> What you will do
Work through the data line by line, gathering every line that has the word "circle".

Dataset rows describing interfaces
+---+

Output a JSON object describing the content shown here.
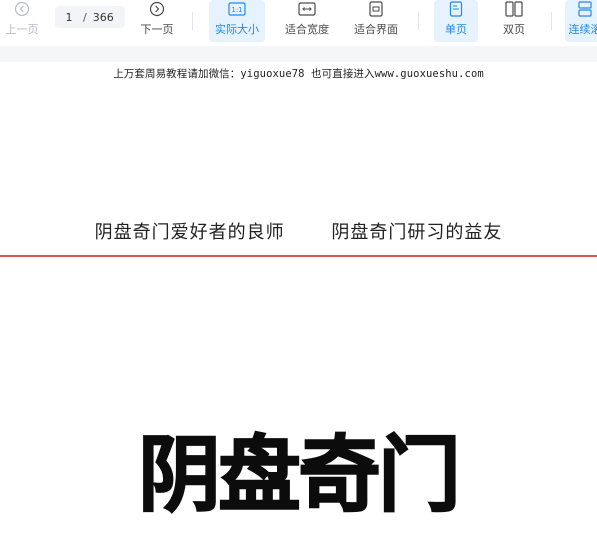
{
  "toolbar": {
    "prev": {
      "label": "上一页",
      "icon": "chevron-left-circle-icon"
    },
    "pager": {
      "current": "1",
      "separator": "/",
      "total": "366"
    },
    "next": {
      "label": "下一页",
      "icon": "chevron-right-circle-icon"
    },
    "actual_size": {
      "label": "实际大小",
      "icon_text": "1:1"
    },
    "fit_width": {
      "label": "适合宽度",
      "icon": "fit-width-icon"
    },
    "fit_page": {
      "label": "适合界面",
      "icon": "fit-page-icon"
    },
    "single_page": {
      "label": "单页",
      "icon": "single-page-icon"
    },
    "double_page": {
      "label": "双页",
      "icon": "double-page-icon"
    },
    "continuous": {
      "label": "连续滚",
      "icon": "continuous-scroll-icon"
    },
    "accent_color": "#1f8ae8",
    "active_bg": "#e6f2fd"
  },
  "document": {
    "header_note": "上万套周易教程请加微信：yiguoxue78  也可直接进入www.guoxueshu.com",
    "motto_left": "阴盘奇门爱好者的良师",
    "motto_right": "阴盘奇门研习的益友",
    "rule_color": "#d45a56",
    "big_title": "阴盘奇门"
  }
}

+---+

> Response to this task
      "icon": "chevron-left-circle-icon"
      "icon": "chevron-right-circle-icon"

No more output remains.